Moe replaces Sam Nixon, who left the CIO spot earlier this year for Virginia’s  State Corporation Commission, where he now serves as the chief administrative officer. Nixon had been CIO since 2010.

Hawaii: Todd Nacapuy / Business and technical savvy

Hawaii Governor and former State Sen. David Ige handily defeated his opponent in the November 2014 election. Ige was vocally opposed to his predecessor’s technology strategy, telling Government Technology (sister publication to Public CIO) that the $250 million invested hasn’t produced many results: “… they’ve taken the money, hired a lot of consultants, but there has been very little change in the structure or organization of state government.”

His pick for CIO is Todd Nacapuy, confirmed by the State Senate in April. Lauded by Ige for his mix of business and technical savvy, Nacapuy brings a private-sector resumé to the post, most recently as a senior technical account manager for Microsoft. He also worked for Electronic Data Systems (EDS) as an infrastructure specialist, where he worked on network Web services for the Navy and the Marine Corps.

Besides leading Hawaii’s Office of Information Management and Technology, Nacapuy also oversees the Information and Communication Services Division of the Department of Accounting and General Services.

Having assumed the CIO position in May, Nacapuy is currently assessing the state’s IT standing prior to formulating specific plans. But he had this to say of state IT when he was appointed: “From planning and vendor selection to implementation and trouble shooting, the department will ensure that the right systems are in place to make government more efficient and effective.”

Nebraska: Ed Toner / Innovative and open government

Nebraska CIO Ed Toner has big shoes to fill. Predecessor Brenda Decker’s 10-year tenure in the position saw her play a key role in the state’s broadband network and lead Nebraska’s involvement in the development of the FirstNet national public safety network.

Toner took the helm on June 9, appointed by Gov. Pete Ricketts, who was familiar with Toner’s IT capabilities, honed during various private-sector roles.

“Ed will put his private-sector experience to work helping state agencies use 21st-century innovations to find new efficiencies and cost savings while providing quality services to the taxpayers of Nebraska,” Ricketts said upon making the announcement.

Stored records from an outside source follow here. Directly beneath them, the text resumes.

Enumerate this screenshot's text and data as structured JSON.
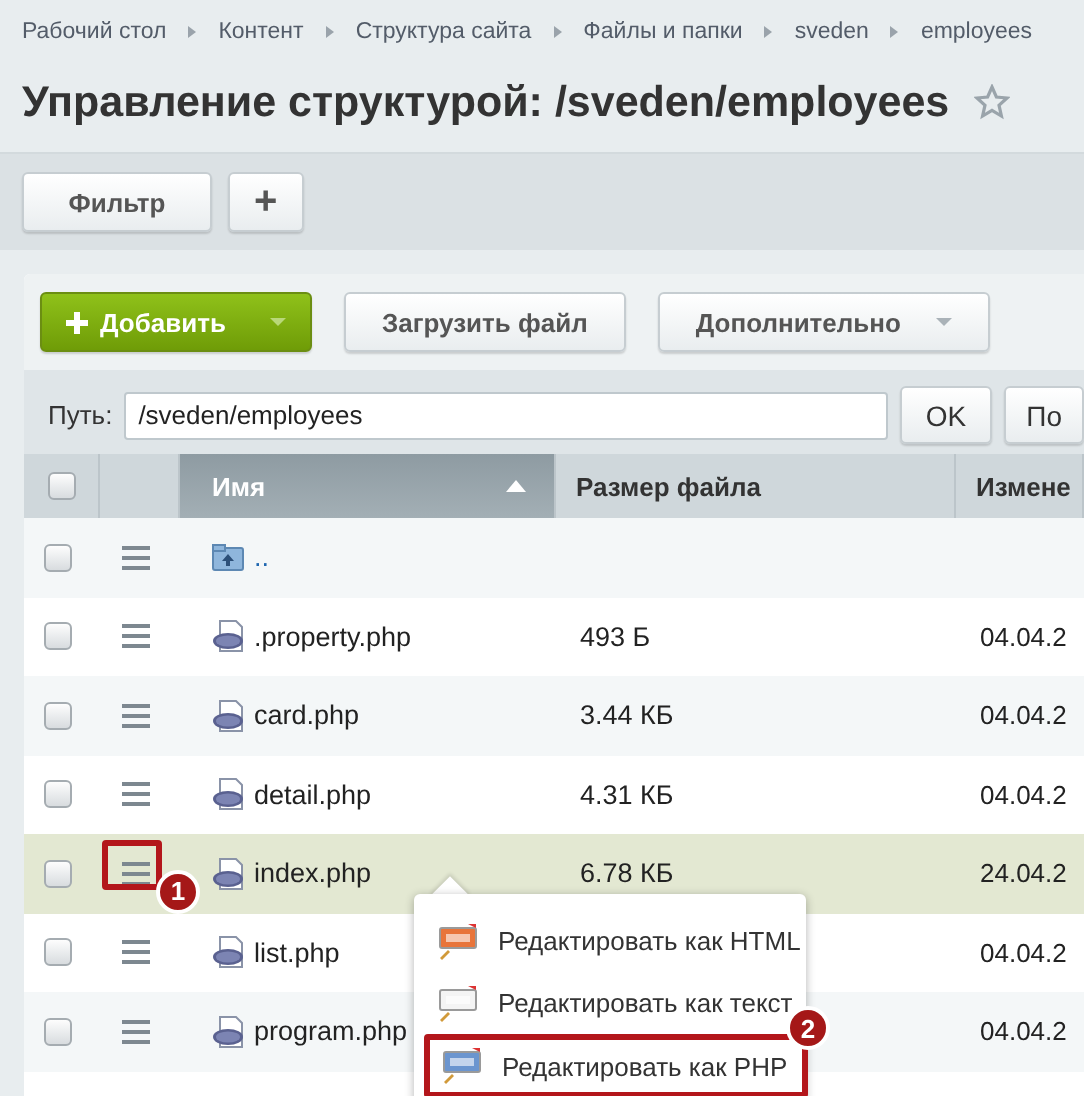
{
  "breadcrumbs": [
    "Рабочий стол",
    "Контент",
    "Структура сайта",
    "Файлы и папки",
    "sveden",
    "employees"
  ],
  "title": "Управление структурой: /sveden/employees",
  "filter_bar": {
    "filter_button": "Фильтр",
    "add_button": "+"
  },
  "toolbar": {
    "add_button": "Добавить",
    "upload_button": "Загрузить файл",
    "more_button": "Дополнительно"
  },
  "path": {
    "label": "Путь:",
    "value": "/sveden/employees",
    "ok_button": "OK",
    "next_button": "По"
  },
  "table": {
    "header_checked": false,
    "columns": [
      {
        "label": "Имя",
        "sorted": true
      },
      {
        "label": "Размер файла"
      },
      {
        "label": "Измене"
      }
    ],
    "rows": [
      {
        "kind": "up",
        "name": "..",
        "checked": false,
        "selected": false
      },
      {
        "kind": "php",
        "name": ".property.php",
        "size": "493 Б",
        "date": "04.04.2",
        "checked": false,
        "selected": false
      },
      {
        "kind": "php",
        "name": "card.php",
        "size": "3.44 КБ",
        "date": "04.04.2",
        "checked": false,
        "selected": false
      },
      {
        "kind": "php",
        "name": "detail.php",
        "size": "4.31 КБ",
        "date": "04.04.2",
        "checked": false,
        "selected": false
      },
      {
        "kind": "php",
        "name": "index.php",
        "size": "6.78 КБ",
        "date": "24.04.2",
        "checked": false,
        "selected": true,
        "callout": "1"
      },
      {
        "kind": "php",
        "name": "list.php",
        "size": "",
        "date": "04.04.2",
        "checked": false,
        "selected": false
      },
      {
        "kind": "php",
        "name": "program.php",
        "size": "",
        "date": "04.04.2",
        "checked": false,
        "selected": false
      }
    ]
  },
  "context_menu": [
    {
      "kind": "html",
      "label": "Редактировать как HTML"
    },
    {
      "kind": "text",
      "label": "Редактировать как текст"
    },
    {
      "kind": "php",
      "label": "Редактировать как PHP",
      "callout": "2"
    }
  ]
}
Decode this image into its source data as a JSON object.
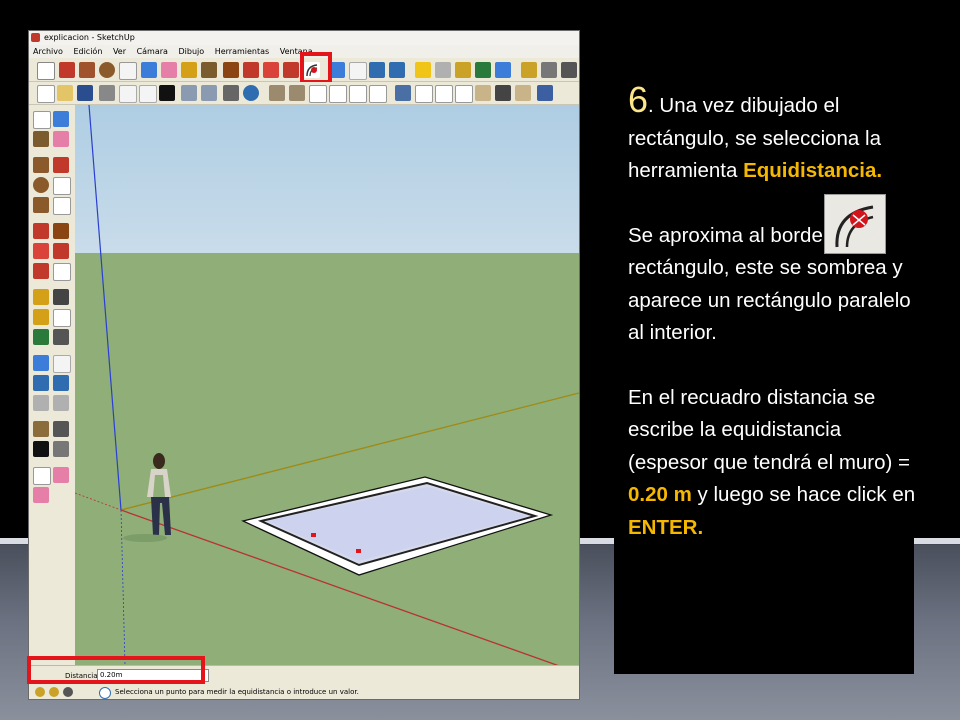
{
  "window": {
    "title": "explicacion - SketchUp",
    "menu": [
      "Archivo",
      "Edición",
      "Ver",
      "Cámara",
      "Dibujo",
      "Herramientas",
      "Ventana"
    ]
  },
  "status": {
    "distance_label": "Distancia",
    "distance_value": "0.20m",
    "hint": "Selecciona un punto para medir la equidistancia o introduce un valor."
  },
  "instructions": {
    "step_number": "6",
    "p1_a": ". Una vez dibujado el rectángulo, se selecciona la herramienta ",
    "p1_tool": "Equidistancia.",
    "p2": "Se aproxima  al borde del rectángulo, este  se sombrea y aparece un rectángulo paralelo al interior.",
    "p3_a": "En  el recuadro distancia se escribe  la equidistancia (espesor que tendrá el muro) = ",
    "p3_value": "0.20 m",
    "p3_b": " y luego  se hace click en ",
    "p3_key": "ENTER."
  },
  "colors": {
    "highlight": "#e3141a",
    "accent_text": "#f5b700",
    "ground": "#8fae78",
    "sky": "#aecde3"
  },
  "icons": {
    "offset_tool": "offset-icon"
  }
}
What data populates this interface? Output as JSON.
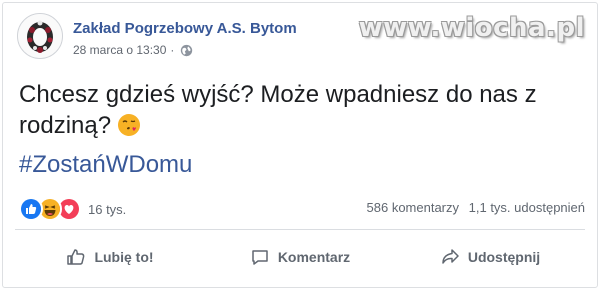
{
  "post": {
    "page_name": "Zakład Pogrzebowy A.S. Bytom",
    "date": "28 marca o 13:30",
    "separator": "·",
    "privacy_icon": "globe-icon",
    "text": "Chcesz gdzieś wyjść? Może wpadniesz do nas z rodziną?",
    "text_emoji": "face-blowing-kiss-emoji",
    "hashtag": "#ZostańWDomu"
  },
  "watermark": "www.wiocha.pl",
  "stats": {
    "reaction_icons": [
      "like-reaction-icon",
      "haha-reaction-icon",
      "love-reaction-icon"
    ],
    "reaction_count": "16 tys.",
    "comments": "586 komentarzy",
    "shares": "1,1 tys. udostępnień"
  },
  "actions": {
    "like": "Lubię to!",
    "comment": "Komentarz",
    "share": "Udostępnij"
  },
  "colors": {
    "link": "#385898",
    "text": "#1c1e21",
    "muted": "#606770",
    "like_blue": "#1877f2",
    "love_red": "#f33e58",
    "haha_yellow": "#f7b125"
  }
}
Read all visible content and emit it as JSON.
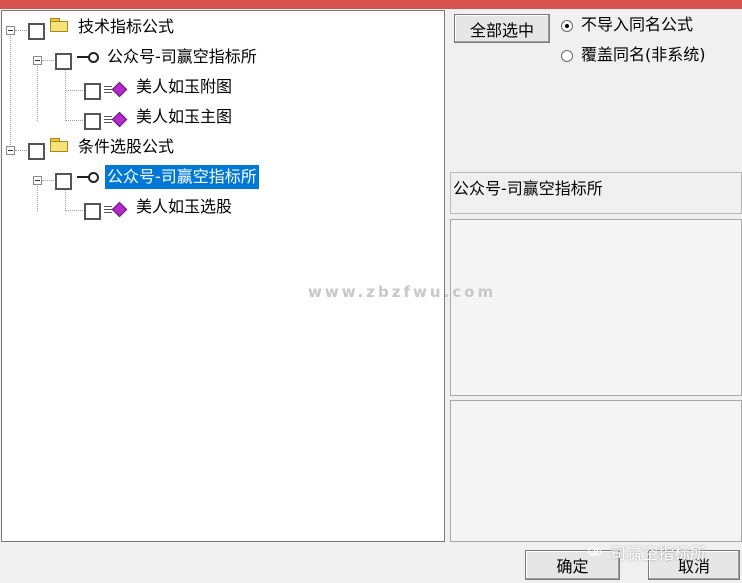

Before coming to the statehouse, Toner was IT director of global infrastructure operations at Omaha-based payments company First Data Corp. Toner also held several leadership positions with TD Ameritrade, including as a process improvement black belt (a reference to his certification in Six Sigma management practices) and director of IT enterprise operations for the company’s technology group.

“By leveraging technology in innovative ways, we can open up government and help it work for the people of Nebraska,” Toner said in a prepared statement.